D is for diameter as a mole should be considered suspicious if it is larger than the eraser of a pencil.
E stands for evolving as in shrinking, growing larger, changing color, itching, or bleeding. Melanoma lesions can rapidly grow in size or height which is a telltale sign that something is wrong.
A simply way of spotting a melanoma is the “ugly duckling sign”. Simply put, dangerous moles look different and are “ugly ducklings” compared to regular moles. While normal moles look fairly similar to each other melanoma lesions simply look or feel different plus they change (evolve) while others do not.
Know Your Skin
Before checking yourself for possible melanoma lesions it is imperative that you know your skin. Be aware of what moles and/or marks you already have. This way you can tell more easily if something is changing or if something has developed. A common location for melanoma in men is on the back and for women it is the lower leg. To be on the safe side you should check your body for new or suspicious spots once a month. Some new moles are harmless as they can be caused by hormone surges during puberty, teenage years, pregnancy, and menopause.
The biggest cause of skin cancer is sun exposure and those who face the highest risk have fair skin or light-colored eyes. In fact an estimated 40%-50% of fair-skinned people who live to the age of 65 will develop at least some form of skin cancer. In this case, prevention is the key and it only takes a few simple steps to greatly safeguard yourself against it.
Always wear an SPF of at least 15 for brief daily sun exposure and for prolonged exposure wear at least SPF 30 and a hat. While a lot of people overlook the potential of sun damage to their hands, find a good product for them that also contains a sunscreen. On a final note make sure to select a protect that protects against UVA and UVB rays.

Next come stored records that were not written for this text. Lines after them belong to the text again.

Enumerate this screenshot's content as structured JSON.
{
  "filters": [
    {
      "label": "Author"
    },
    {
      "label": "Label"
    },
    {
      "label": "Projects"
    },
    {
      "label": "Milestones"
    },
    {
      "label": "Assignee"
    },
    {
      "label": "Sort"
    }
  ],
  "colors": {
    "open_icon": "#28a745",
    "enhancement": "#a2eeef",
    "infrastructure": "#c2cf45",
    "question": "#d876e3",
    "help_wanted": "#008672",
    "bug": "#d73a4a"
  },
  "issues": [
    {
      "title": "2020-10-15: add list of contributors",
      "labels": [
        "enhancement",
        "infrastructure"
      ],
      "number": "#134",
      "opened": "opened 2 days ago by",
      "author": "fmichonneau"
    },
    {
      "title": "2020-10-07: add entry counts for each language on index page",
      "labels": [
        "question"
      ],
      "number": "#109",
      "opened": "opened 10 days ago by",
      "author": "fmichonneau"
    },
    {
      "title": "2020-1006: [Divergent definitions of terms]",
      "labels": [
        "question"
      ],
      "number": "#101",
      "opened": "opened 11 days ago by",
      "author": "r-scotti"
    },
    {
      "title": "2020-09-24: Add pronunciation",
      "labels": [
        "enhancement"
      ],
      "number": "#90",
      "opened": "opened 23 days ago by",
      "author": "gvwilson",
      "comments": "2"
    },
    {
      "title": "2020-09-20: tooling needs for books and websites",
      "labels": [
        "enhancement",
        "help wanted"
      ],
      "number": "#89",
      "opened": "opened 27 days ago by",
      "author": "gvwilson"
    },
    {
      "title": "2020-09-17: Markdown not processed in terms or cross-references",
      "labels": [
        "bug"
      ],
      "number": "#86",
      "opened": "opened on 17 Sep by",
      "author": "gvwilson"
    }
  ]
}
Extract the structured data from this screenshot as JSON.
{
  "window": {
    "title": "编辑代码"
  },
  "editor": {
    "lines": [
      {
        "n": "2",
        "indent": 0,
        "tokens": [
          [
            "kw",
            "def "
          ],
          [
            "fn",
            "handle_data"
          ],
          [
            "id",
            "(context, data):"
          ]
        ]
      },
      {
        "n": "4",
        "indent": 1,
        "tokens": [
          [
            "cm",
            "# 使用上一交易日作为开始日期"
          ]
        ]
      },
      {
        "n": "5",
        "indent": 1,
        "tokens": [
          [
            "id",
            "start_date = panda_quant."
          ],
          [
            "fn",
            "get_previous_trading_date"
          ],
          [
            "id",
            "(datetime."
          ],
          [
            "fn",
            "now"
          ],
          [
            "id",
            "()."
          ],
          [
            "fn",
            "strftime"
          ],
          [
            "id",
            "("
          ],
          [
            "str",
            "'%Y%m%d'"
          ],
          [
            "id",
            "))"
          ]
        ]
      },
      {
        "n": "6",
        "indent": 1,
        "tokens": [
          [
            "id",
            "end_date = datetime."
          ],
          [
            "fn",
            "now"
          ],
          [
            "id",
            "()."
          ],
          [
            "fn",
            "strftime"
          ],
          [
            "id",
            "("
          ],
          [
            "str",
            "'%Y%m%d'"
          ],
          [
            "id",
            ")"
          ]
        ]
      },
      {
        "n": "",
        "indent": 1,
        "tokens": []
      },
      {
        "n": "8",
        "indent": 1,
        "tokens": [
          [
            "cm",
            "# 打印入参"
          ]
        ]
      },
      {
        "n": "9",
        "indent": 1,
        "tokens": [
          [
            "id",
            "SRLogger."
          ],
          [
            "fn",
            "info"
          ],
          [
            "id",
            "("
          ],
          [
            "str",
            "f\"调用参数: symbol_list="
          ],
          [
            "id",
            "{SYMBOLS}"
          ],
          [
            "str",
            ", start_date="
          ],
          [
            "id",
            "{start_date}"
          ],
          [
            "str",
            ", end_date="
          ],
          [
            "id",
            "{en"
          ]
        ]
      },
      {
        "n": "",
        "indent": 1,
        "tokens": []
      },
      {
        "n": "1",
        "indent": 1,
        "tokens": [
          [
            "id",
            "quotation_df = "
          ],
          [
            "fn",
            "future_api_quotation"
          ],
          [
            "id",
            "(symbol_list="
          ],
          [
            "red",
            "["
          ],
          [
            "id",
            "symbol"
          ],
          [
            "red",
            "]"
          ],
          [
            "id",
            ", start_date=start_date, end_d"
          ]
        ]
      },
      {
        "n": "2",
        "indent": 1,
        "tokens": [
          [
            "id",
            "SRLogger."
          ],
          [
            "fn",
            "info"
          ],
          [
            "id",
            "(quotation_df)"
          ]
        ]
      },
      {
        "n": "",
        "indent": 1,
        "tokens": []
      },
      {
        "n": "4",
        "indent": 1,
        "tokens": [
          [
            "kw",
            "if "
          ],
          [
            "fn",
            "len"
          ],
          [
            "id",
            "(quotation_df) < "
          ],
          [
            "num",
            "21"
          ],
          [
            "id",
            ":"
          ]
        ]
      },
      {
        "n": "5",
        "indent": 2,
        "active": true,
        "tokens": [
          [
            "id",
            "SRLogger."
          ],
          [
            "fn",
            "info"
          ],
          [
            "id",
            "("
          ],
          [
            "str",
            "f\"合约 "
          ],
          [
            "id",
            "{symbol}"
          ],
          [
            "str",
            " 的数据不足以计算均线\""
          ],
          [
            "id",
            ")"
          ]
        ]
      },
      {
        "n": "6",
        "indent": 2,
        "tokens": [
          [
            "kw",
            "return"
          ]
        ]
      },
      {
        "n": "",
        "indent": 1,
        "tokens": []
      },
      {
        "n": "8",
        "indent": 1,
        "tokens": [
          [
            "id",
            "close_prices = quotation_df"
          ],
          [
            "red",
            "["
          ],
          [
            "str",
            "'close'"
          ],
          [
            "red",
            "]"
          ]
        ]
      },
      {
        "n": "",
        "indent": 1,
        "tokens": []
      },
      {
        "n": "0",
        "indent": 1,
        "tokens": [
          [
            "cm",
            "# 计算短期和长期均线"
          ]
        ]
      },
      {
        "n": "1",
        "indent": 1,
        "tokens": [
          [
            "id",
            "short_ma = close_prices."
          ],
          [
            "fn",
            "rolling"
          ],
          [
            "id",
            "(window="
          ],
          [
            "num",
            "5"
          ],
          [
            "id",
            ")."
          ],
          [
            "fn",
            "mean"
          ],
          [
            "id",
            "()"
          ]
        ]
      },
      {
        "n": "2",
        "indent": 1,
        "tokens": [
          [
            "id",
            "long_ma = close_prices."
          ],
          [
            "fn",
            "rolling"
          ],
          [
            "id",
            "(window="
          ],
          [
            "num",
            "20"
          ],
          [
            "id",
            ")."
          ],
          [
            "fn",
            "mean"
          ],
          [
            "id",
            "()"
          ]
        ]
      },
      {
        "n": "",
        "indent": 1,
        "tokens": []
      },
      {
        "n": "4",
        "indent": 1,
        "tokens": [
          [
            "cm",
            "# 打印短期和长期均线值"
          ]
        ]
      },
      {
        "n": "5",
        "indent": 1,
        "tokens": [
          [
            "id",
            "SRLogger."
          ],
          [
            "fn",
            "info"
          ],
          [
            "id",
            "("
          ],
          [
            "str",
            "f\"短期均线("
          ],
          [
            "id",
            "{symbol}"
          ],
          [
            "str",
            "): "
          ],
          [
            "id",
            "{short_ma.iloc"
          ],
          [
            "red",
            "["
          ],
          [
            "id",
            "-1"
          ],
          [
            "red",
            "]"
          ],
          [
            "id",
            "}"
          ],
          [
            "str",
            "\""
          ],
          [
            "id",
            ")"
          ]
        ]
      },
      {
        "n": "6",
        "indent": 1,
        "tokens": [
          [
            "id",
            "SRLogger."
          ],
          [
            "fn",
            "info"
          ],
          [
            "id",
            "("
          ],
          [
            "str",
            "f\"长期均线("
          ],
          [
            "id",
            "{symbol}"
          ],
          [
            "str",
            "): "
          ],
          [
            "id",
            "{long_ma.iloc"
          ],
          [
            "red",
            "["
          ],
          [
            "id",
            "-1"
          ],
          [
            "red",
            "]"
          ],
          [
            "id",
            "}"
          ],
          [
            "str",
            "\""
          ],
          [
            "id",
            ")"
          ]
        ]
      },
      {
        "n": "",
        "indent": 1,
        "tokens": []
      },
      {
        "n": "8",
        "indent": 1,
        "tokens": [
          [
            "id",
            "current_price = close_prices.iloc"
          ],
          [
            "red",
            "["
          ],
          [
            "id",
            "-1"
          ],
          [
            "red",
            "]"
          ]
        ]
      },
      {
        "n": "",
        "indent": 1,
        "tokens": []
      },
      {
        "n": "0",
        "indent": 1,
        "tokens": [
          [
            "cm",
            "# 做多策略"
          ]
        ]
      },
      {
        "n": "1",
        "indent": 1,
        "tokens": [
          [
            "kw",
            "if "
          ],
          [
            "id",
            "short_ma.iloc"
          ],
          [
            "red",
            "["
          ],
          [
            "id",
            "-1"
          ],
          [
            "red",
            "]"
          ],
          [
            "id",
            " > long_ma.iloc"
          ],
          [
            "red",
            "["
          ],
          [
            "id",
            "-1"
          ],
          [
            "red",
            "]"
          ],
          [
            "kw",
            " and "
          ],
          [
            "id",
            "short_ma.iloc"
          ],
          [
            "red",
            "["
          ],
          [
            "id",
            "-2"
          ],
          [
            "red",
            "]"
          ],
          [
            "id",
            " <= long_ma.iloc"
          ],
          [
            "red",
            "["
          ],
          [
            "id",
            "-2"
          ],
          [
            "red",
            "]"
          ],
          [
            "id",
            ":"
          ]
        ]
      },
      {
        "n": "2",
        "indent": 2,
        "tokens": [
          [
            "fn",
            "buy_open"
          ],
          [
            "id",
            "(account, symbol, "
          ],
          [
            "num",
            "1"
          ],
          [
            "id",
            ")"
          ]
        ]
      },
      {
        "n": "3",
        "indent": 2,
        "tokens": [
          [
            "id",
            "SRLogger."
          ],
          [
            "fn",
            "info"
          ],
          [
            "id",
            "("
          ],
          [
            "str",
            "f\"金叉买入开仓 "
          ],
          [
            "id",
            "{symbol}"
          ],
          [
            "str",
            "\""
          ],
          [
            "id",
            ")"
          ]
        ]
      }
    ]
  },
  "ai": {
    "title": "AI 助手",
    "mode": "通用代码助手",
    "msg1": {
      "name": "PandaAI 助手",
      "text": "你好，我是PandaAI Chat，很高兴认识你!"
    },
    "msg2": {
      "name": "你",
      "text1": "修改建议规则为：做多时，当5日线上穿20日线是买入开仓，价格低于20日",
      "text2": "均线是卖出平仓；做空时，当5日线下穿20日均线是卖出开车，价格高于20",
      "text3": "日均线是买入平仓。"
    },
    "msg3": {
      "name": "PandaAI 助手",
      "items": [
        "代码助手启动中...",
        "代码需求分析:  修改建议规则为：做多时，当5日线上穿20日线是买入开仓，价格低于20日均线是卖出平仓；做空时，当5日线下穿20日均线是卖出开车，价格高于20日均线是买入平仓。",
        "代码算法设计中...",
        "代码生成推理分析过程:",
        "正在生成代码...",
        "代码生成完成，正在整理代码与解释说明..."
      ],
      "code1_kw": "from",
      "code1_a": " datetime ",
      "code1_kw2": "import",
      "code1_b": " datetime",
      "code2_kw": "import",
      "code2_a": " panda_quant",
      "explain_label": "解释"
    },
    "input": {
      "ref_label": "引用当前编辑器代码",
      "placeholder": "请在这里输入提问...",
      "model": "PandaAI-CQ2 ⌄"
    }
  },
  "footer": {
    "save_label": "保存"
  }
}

For more tips on keeping your skin healthy, check out our features here.
Have you checked for these early signs of skin cancer?